We had a glimmer of hope when, while crunching numbers this past weekend, we asked ourselves, “Hey, is college tuition tax deductible?” Because in fact, it is. But here’s the rub. You have to earn under $65,000 filing as a single or $130,000 filing jointly to qualify for that tax deduction. Even so you can deduct $4,000 only. That’s one $4,000 deduction, even if you have two kids in college. If you earn a bit more–$80,000 as a single or $160,000 filing jointly–you can deduct up to $2,000. Again, that’s one time only, regardless of how many kids you have in college or how much you pay for college. Those who earn up to $180,000 and are filing jointly may also be able to deduct $2,500 per student under the American Opportunity Credit.

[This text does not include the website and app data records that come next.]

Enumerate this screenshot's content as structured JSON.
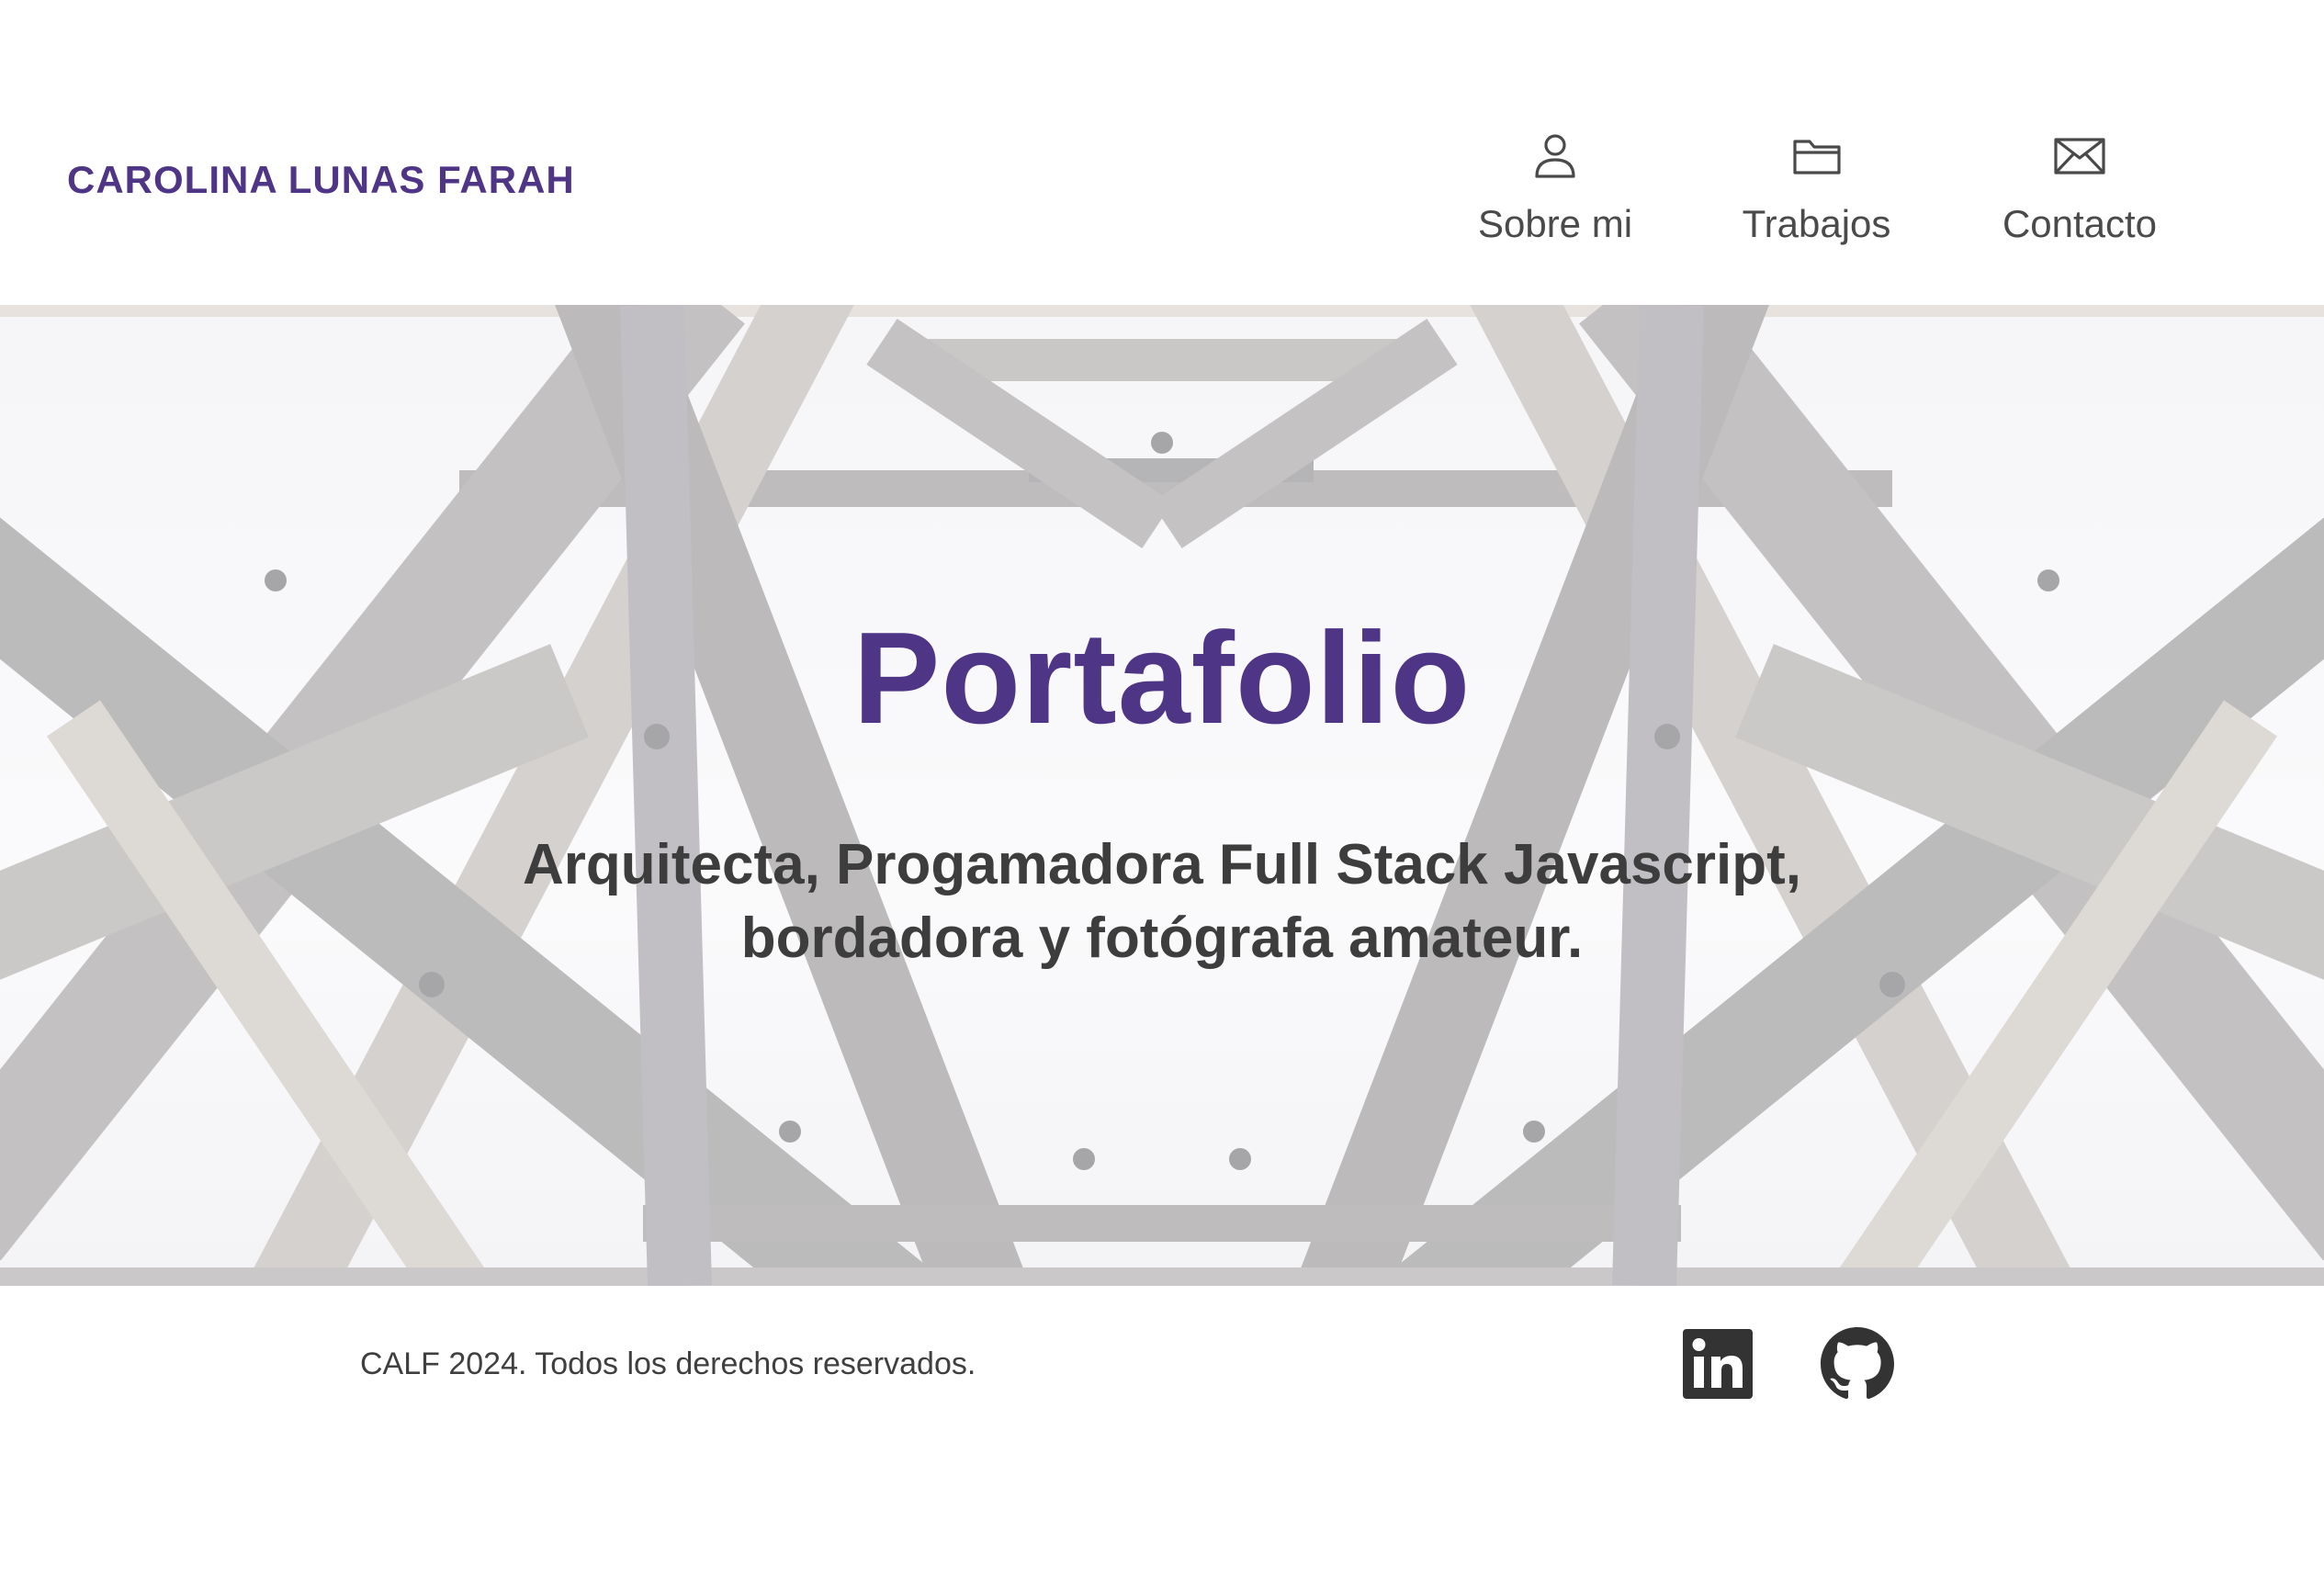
{
  "header": {
    "brand": "CAROLINA LUNAS FARAH",
    "nav": [
      {
        "label": "Sobre mi",
        "icon": "user-icon"
      },
      {
        "label": "Trabajos",
        "icon": "folder-icon"
      },
      {
        "label": "Contacto",
        "icon": "envelope-icon"
      }
    ]
  },
  "hero": {
    "title": "Portafolio",
    "subtitle_line1": "Arquitecta, Progamadora Full Stack Javascript,",
    "subtitle_line2": "bordadora y fotógrafa amateur."
  },
  "footer": {
    "copyright": "CALF 2024. Todos los derechos reservados.",
    "social": [
      {
        "icon": "linkedin-icon"
      },
      {
        "icon": "github-icon"
      }
    ]
  },
  "colors": {
    "accent": "#4f3586",
    "text": "#3d3d3d",
    "nav_text": "#4a4a4a",
    "icon_dark": "#333333"
  }
}
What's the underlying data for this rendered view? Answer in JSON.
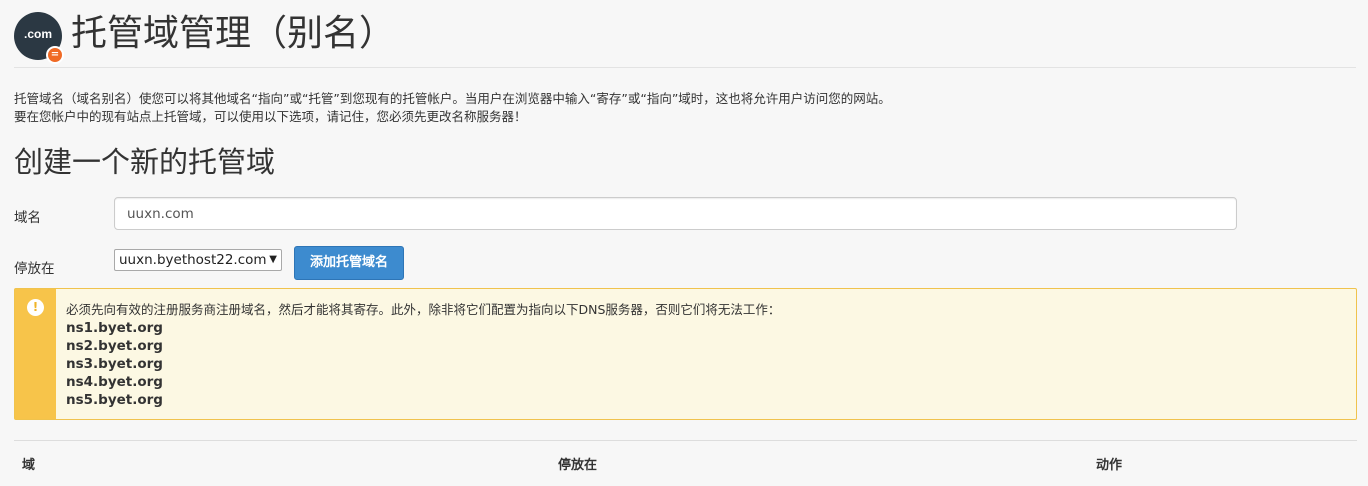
{
  "header": {
    "logo_text": ".com",
    "logo_badge": "=",
    "title": "托管域管理（别名）"
  },
  "description": {
    "line1": "托管域名（域名别名）使您可以将其他域名“指向”或“托管”到您现有的托管帐户。当用户在浏览器中输入“寄存”或“指向”域时，这也将允许用户访问您的网站。",
    "line2": "要在您帐户中的现有站点上托管域，可以使用以下选项，请记住，您必须先更改名称服务器！"
  },
  "form": {
    "section_title": "创建一个新的托管域",
    "domain_label": "域名",
    "domain_value": "uuxn.com",
    "park_label": "停放在",
    "park_selected": "uuxn.byethost22.com",
    "add_button": "添加托管域名"
  },
  "alert": {
    "icon": "!",
    "message": "必须先向有效的注册服务商注册域名，然后才能将其寄存。此外，除非将它们配置为指向以下DNS服务器，否则它们将无法工作：",
    "nameservers": [
      "ns1.byet.org",
      "ns2.byet.org",
      "ns3.byet.org",
      "ns4.byet.org",
      "ns5.byet.org"
    ]
  },
  "table": {
    "columns": [
      "域",
      "停放在",
      "动作"
    ]
  },
  "colors": {
    "primary_button": "#3d8bcf",
    "alert_bg": "#fcf8e3",
    "alert_accent": "#f7c44a",
    "logo_bg": "#2b3843",
    "logo_badge": "#f06a25"
  }
}
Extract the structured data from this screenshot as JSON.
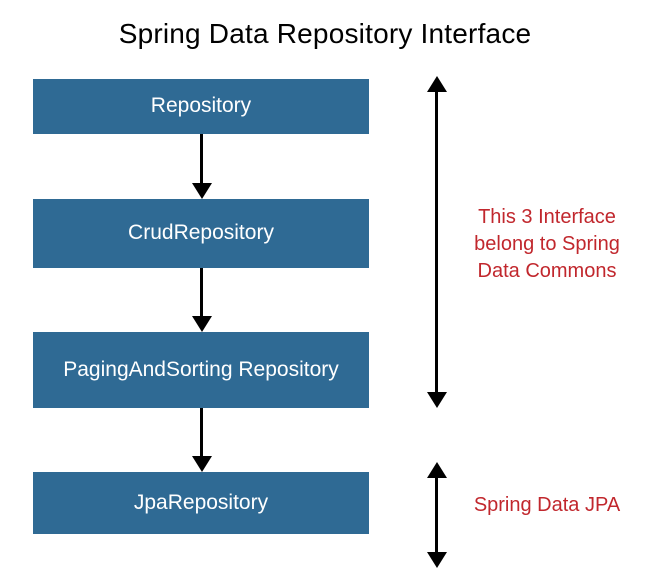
{
  "title": "Spring Data Repository Interface",
  "boxes": {
    "b1": "Repository",
    "b2": "CrudRepository",
    "b3": "PagingAndSorting Repository",
    "b4": "JpaRepository"
  },
  "annotations": {
    "commons": "This 3 Interface belong to Spring Data Commons",
    "jpa": "Spring Data JPA"
  },
  "colors": {
    "box_bg": "#2f6a94",
    "box_text": "#ffffff",
    "anno_text": "#c1272d"
  }
}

According to the Bureau of Labor Statistics, six in 10 college students are enrolled in four-year institutions. The College Board says that the average American college student pays more than $8,000 at a public college for in-state tuition–that’s tuition only, no room or board, which usually adds another $10,000 to the bill–and $28,500 for tuition at a private college (again, not including room and board). Even community college tuition can cost close to $5,000 a year. Yes, these small deductions can help the families earning under $180,000 save some on their income taxes, but it is hardly enough to make a difference in this economy and with tuition rates rising the way they are.
If President Obama wants to fix the higher education crisis, here’s an idea that I’ll bet both Republicans and Democrats will find intriguing–make college tuition 100% tax deductible. If, as President Obama said in his State of the Union address, “Higher education can’t be a luxury. It’s an economic imperative that every family in America should be able to afford,” then why not help make paying for college more financially feasible for all families by making tuition tax deductible–all of it and for all of us? Don’t you think this would allow more American families to send their children to college–even if a state college or university is all they can afford?
And trust me, state schools here in Pennsylvania are no bargain. While next year’s in-state tuition at Penn State hasn’t been posted yet, in 2011 freshman and sophomore Pennsylvania residents who attended Penn State’s main campus and lived there paid more than $27,000 a year. With fees like that, it’s no wonder U.S. News ranked Penn State as the most expensive public college to attend, even as an in-state resident. It’s also no wonder why more families cannot afford to send their children to college.
Do you have any secrets to paying for college? Please share them with us.
Leah Ingram is the founder of the Suddenly Frugal blog and the author of 14 books, including Suddenly Frugal: How to Live Happier and Healthier for Less (Adams Media, 2010) and Toss, Keep, Sell: The Suddenly Frugal Guide to Clearing Out Clutter and Cashing In (Adams Media, 2010). Leah appears regularly in frugal-living segments on the “10! Show” on NBC10 in Philadelphia and is a blogger for the NBC Universal website Home Goes Strong. Recently, Leah launched a new frugal venture called Philadelphia on the Cheap. This site focuses on deals, discounts, and freebies in the Philadelphia area—where she lives with her husband, two teenage daughters, and dog. Follow her on Twitter @suddenlyfrugal.